Both the CDC and FDA’s safety notices — along with Sorin’s “Field Safety Notice“(2015), “Important Information” alert (2014), and recall notice (2015) — provide important information and advice for U.S. hospitals to prevent patient infections due to a heater-cooler devices contaminated with mycobacteria.
For example, the FDA now advises hospitals to use only sterile water or water that has been passed through a filter of less than or equal to 0.22 microns — not tap water — to rinse, fill, refill or top-off the water tanks in heater-cooler devices, because tap water can contain mycobacteria and cause infections if introduced into the sterile field.

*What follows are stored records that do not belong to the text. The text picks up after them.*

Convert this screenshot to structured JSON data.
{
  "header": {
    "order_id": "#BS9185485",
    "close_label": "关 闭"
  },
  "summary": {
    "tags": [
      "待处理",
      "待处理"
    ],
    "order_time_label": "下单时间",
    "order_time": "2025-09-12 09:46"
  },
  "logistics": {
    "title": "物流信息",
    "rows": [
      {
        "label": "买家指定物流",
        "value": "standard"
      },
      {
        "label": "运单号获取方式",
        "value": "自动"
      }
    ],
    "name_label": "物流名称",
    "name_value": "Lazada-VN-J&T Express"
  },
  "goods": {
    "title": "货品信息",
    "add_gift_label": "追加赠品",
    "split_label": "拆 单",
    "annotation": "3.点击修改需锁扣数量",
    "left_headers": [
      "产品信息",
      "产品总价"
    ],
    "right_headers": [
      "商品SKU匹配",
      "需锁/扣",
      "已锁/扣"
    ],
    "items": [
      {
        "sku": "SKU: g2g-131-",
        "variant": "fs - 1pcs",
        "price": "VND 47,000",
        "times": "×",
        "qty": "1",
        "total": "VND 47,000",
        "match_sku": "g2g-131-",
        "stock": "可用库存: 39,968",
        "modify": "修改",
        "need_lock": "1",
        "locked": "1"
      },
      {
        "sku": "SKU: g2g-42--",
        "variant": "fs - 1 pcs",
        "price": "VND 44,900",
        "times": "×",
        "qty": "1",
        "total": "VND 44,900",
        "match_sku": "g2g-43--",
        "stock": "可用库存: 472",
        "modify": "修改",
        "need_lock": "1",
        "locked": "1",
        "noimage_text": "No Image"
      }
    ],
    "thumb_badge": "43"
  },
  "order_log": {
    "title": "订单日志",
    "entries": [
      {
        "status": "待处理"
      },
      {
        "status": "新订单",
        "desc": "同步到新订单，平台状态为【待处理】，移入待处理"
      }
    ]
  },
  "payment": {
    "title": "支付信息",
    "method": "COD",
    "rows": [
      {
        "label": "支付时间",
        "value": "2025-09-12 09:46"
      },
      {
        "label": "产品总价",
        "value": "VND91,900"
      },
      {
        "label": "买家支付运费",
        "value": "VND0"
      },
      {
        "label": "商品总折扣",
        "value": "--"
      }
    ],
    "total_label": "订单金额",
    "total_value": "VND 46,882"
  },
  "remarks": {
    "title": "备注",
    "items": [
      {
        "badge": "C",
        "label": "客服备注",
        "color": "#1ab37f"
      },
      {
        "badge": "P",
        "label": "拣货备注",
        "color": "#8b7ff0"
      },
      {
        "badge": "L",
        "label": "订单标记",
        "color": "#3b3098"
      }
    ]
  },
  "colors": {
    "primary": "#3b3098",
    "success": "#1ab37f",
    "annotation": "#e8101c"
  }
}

The FDA also recommends that hospitals “use only sterile water or water that has been passed through a filter of less than or equal to 0.22 microns” when preparing ice for cooling patients during surgical procedures.
Readers are advised, too, to review the recommendations I provide in my 2014 article discussing the deadly outbreak at Greenville Memorial Hospital, as well as to read the European study published in Clinical Infectious Diseases, in July 2015, which warns about the risk of infections from aerosolized mycobacteria escaping from heater-cooler devices.
This article’s timeline of events suggests that Wellspan York Hospital’s deadly outbreak in 2015 might have been avoided, possibly, if U.S. officials had publicized sooner and more proactively the potential for heater-cooler devices filled with tap water to infect patients with mycobacteria.
To be certain, the risk of infection associated with the use of tap water in operating rooms has been known for decades.
But if a lesson can be learned from Greenville Memorial’s outbreak identified over a year earlier in June 2014, it may be that erring on the side of caution by publicizing evidence-based concerns about a device’s risks, both promptly and proactively, might forestall future deadly outbreaks.
Article by: Lawrence F Muscarella, PhD; posted: 11-5-2015; updated: 02-08-2017, Rev A.
Lawrence F Muscarella, PhD, is the president of LFM Healthcare Solutions, LLC, a solution-oriented company with the objective to improve healthcare safety through evidence-based consultations. Click here for more details.
Email: Larry@LFM-HCS.com; Twitter: @MuskiePhD